Swedish Vallhund and dogs
This breed tends to enjoy having another dog to play with in the household, especially one of the same breed.
Swedish Vallhund and children
The Swedish Vallhund, with its playful nature, tends to adore children.
Swedish Vallhund and the elderly
The Swedish Vallhund may suit elderly owners who have experience of training dogs and who still lead an active lifestyle. However, this breed is likely to be too energetic, lively and independent for some elderly owners.
This breed is fairly hard to come by in the UK. If you come across a litter, you’re likely to be looking at a cost of between £400 for a Non KC Registered dog, and £1,000 or more for a KC Registered pup. Looking after a dog of this size typically costs between £50 to £80 a month, including food, medical/insurance, and incidental expenses.
The Swedish Vallhund does shed, so you’ll need to brush it regularly to ensure your house doesn’t get absolutely covered in fur. Twice a week is a good starting point. The rest is normal canine care. Trim the nails if needed, clean the ears every couple of weeks, and brush the teeth as often as possible.
This breed is a moderate shedder.
Nutrition of the Swedish Vallhund
Feed the Swedish Vallhund a high-quality dog food which is appropriate for its current age. If your dog is particularly active or works on a farm, it might suit an active breed formula.
Health of the Swedish Vallhund
The Swedish Vallhund is generally healthy, but is particularly prone to a genetic eye disease which can cause blindness. The average life expectancy for this breed is 13 years.
Strong / robust
Despite its short legs, the Vallhund has a strong, stocky body and is known to be fairly robust.
The Swedish Vallhund prefers cold weather to extremes of heat.

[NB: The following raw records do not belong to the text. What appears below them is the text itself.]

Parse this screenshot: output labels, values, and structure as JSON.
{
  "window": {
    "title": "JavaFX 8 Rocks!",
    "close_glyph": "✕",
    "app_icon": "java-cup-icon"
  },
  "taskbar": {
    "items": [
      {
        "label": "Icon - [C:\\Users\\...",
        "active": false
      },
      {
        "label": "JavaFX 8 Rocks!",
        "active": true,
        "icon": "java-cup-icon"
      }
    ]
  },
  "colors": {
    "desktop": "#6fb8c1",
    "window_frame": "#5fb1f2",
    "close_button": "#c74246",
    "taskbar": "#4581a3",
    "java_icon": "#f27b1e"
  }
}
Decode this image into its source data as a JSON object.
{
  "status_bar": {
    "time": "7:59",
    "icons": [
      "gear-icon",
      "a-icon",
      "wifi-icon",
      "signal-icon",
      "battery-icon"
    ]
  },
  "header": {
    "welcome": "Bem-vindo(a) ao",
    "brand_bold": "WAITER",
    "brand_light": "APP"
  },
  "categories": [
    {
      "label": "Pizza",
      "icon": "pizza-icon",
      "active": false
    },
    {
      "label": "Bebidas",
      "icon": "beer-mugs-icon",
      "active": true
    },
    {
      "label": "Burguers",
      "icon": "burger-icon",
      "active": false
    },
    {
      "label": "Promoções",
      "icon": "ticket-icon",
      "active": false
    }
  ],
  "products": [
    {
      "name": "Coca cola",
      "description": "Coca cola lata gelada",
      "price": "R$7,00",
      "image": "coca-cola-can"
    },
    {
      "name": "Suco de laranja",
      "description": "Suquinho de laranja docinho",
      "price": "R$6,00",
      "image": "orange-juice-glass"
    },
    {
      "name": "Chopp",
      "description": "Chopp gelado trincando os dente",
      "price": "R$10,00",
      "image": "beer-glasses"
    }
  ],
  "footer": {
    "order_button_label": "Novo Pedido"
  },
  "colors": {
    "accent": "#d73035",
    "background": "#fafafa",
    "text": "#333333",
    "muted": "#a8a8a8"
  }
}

Provide cold water and shade when the weather warms up.
Originating from Sweden, the Vallhund is used to cold climates and, thanks to its thick, double coat, tolerates bitter weather very well.
Tendency to put on weight
Even though this isn’t a large dog, remember it requires quite a lot of exercise to keep in shape.
- Progressive retinal atrophy
- Hip dysplasia